If you can do this immediately after the meeting, that’s ideal, but sometimes not so realistic when faced with back-to-back sessions. Even when you have breathing room, there will be the temptation to put off the reflection to later when you’re less ‘busy’. Don’t do it. Take a afew minutes and ask yourself, what did I observe about myself? What did I learn? What could I do differently? Of what am I proud?
Taking a few minutes before, during and after important interactions will help you become more aware of yourself, your interactions with others and the ways you can be more effective in presenting your ideas and influencing those around you.
My last article on being extraordinary received such rave reviews, I thought I would continue with a few more simple ideas.
1. Bring people together. Don’t separate them.
The world is filled with real and potential conflict. Conflict is a way of life. It won’t be avoided so long as people have different values, motivations, wants, goals, thought patterns and desires (the list goes on).
Conflict is inevitable. However, an extraordinary person seeks not just to fan the flames but to bring resolution to the issue. (As the ‘revolutionaries’ of the 70s used to say, ‘If you’re not part of the solution, you’re part of the problem.’)
Complaining and protesting have their place but true progress is made with people collaborate and create solutions that meet the needs of the parties in conflict. Positions are hard to meld. Interests, on the other hand, once thoroughly uncovered can be addressed. When groups or individuals are at odds over something, strive to discover their underlying interests and needs. Focus on them, not the ‘solution’ each of them is arguing for.
2. Respect people’s partners.
The last article spoke about the importance of respecting people’s property and not taking what isn’t yours. This idea builds on that one. While people aren’t property, respecting existing relationships will deter a whole lot of ‘mess’ and drama.

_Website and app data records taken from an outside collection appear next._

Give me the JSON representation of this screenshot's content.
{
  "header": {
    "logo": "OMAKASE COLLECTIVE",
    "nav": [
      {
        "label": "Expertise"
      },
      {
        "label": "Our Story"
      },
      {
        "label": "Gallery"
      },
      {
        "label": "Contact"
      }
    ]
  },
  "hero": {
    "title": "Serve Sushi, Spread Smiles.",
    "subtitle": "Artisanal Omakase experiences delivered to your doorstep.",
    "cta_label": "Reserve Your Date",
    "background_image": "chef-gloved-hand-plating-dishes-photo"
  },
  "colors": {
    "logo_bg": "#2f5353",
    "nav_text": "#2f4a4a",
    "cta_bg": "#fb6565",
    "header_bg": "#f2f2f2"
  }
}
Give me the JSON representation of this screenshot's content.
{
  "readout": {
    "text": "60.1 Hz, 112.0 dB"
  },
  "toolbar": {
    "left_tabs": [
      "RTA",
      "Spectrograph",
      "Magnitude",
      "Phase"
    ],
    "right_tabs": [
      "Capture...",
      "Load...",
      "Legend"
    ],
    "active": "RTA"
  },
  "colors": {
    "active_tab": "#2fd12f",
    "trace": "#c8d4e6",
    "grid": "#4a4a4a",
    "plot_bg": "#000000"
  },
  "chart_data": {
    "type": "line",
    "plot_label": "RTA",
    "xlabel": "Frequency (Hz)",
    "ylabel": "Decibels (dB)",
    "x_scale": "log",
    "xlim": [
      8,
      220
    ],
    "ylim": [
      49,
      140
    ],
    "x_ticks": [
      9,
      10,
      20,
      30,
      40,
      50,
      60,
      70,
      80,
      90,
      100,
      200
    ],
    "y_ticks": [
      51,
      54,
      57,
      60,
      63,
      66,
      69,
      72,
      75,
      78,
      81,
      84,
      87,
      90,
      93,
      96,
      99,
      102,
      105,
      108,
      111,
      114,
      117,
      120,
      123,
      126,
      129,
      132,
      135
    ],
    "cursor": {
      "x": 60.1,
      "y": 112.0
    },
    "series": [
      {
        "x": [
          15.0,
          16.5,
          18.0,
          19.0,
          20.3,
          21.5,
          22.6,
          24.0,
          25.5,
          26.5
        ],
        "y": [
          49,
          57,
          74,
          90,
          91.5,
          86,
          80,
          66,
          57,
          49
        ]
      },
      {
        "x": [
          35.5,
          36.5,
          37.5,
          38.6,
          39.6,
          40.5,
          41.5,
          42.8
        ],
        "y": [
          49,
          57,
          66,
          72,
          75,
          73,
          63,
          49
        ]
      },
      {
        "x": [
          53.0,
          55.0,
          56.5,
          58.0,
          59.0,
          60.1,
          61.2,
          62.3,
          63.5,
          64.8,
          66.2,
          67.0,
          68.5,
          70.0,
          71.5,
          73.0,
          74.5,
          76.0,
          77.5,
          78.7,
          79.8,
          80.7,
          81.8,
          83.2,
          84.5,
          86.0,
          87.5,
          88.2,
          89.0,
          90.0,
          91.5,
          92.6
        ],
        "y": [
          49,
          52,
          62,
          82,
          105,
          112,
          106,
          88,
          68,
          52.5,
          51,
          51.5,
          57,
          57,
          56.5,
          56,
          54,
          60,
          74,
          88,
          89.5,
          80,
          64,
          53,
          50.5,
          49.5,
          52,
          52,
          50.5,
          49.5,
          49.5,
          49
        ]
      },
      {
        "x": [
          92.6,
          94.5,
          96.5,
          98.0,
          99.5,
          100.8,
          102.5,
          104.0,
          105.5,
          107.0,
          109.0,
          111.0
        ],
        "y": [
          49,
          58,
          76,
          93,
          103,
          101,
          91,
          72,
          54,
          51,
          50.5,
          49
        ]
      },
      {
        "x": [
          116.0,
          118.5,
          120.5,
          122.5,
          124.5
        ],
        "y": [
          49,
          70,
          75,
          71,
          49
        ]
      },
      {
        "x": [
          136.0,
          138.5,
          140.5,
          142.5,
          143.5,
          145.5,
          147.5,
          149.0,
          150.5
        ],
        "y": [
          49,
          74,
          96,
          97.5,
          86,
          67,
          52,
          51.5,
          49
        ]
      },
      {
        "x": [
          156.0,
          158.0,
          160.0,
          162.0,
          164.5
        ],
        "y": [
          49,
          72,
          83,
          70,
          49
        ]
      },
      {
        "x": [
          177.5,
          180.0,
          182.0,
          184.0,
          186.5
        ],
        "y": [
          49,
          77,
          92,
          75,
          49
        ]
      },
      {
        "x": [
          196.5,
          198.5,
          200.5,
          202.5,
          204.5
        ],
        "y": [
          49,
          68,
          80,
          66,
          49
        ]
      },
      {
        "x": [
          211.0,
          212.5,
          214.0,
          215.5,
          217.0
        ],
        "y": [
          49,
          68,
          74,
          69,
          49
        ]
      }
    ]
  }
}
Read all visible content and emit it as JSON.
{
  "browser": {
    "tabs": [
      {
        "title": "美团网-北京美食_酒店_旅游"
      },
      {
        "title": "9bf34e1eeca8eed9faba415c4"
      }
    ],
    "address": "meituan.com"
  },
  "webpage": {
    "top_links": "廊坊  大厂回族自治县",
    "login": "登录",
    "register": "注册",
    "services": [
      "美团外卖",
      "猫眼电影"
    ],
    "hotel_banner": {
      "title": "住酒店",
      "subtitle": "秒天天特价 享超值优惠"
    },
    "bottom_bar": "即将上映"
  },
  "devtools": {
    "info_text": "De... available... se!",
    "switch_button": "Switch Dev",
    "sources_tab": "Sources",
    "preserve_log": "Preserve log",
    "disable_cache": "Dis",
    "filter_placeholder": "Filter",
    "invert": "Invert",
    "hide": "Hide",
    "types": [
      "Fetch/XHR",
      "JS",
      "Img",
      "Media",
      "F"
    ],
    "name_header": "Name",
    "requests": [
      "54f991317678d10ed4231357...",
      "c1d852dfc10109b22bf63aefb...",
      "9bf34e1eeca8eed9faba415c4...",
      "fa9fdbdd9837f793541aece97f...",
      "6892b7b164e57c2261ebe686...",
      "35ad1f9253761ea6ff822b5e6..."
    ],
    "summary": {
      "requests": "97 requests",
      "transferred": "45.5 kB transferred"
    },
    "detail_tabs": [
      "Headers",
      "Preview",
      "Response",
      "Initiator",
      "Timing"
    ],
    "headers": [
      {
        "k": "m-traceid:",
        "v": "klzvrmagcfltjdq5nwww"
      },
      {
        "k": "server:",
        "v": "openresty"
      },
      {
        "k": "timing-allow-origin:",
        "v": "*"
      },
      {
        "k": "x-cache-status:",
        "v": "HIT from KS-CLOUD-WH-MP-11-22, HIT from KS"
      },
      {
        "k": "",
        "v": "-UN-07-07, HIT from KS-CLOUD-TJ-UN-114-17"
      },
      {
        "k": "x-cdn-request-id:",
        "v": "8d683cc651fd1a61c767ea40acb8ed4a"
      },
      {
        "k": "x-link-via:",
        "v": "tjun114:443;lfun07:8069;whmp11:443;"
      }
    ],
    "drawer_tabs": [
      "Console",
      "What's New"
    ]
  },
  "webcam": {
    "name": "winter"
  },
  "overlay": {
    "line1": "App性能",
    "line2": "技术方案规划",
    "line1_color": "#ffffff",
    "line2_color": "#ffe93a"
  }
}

A colleague of mine found herself on the verge of a triangle – 2 triangles really. She and her attraction were both married, neither happily. But before they ‘jumped in’, they both ended their relationships so they could start with a clean slate. It was still hard, but at least they didn’t muddy their existing relationships with an extra person. Realizing how unhappy they individually were, they courageous decisions, untangled their commitments and then moved forward together.
3. Don’t waste other people’s time.
One of the bullets in the last article had to do with making the world a better place. It seems that the way some people feel empowered is by usurping the energy and time of those around them. If you ask people for things you don’t need or create processes that are unnecessary, just because you can, you’re doing damage. You’re wasting valuable resources, time and energy just to build yourself up. Don’t do that.
4. Avoid fascination with other people’s problems.
Unfortunately, an entire genre of ‘reality’ shows are dedicated to telecasting people’s troubled lives. People who watch have said that seeing the issues others face make them feel better about their own lives. I know that’s possible, but here’s another alternative.
Do proactive, positive things in your own life and feel good about that rather than measuring yourself as ‘superior’ to people who can’t get it together. Shape your life the way you want. Set the bar high and get to work. Living vicariously while judging others poorly isn’t a good way to move forward.
5. When someone else is happy or successful, celebrate and enjoy it.
The ‘cheap’ approach is to be envious and diminish their success. It’s the counterpoint to the bullet above. If they’re ‘all that’, they must have cheated or they must be bad humans.
When people accomplish great things, especially things you’d like to have, you must appreciate it, even if you don’t like the person. Doing otherwise tells the Universe you don’t like success, you don’t value having a lot of money, you don’t want to get promoted. Don’t be a hater! Celebrate the success of others and keep doing what it takes to create that success for yourself.
I heard this great line at my conference last week, “If you’re not getting recognized as fast as you believe you should, make sure you’re doing everything you can to be WORTHY of recognition.”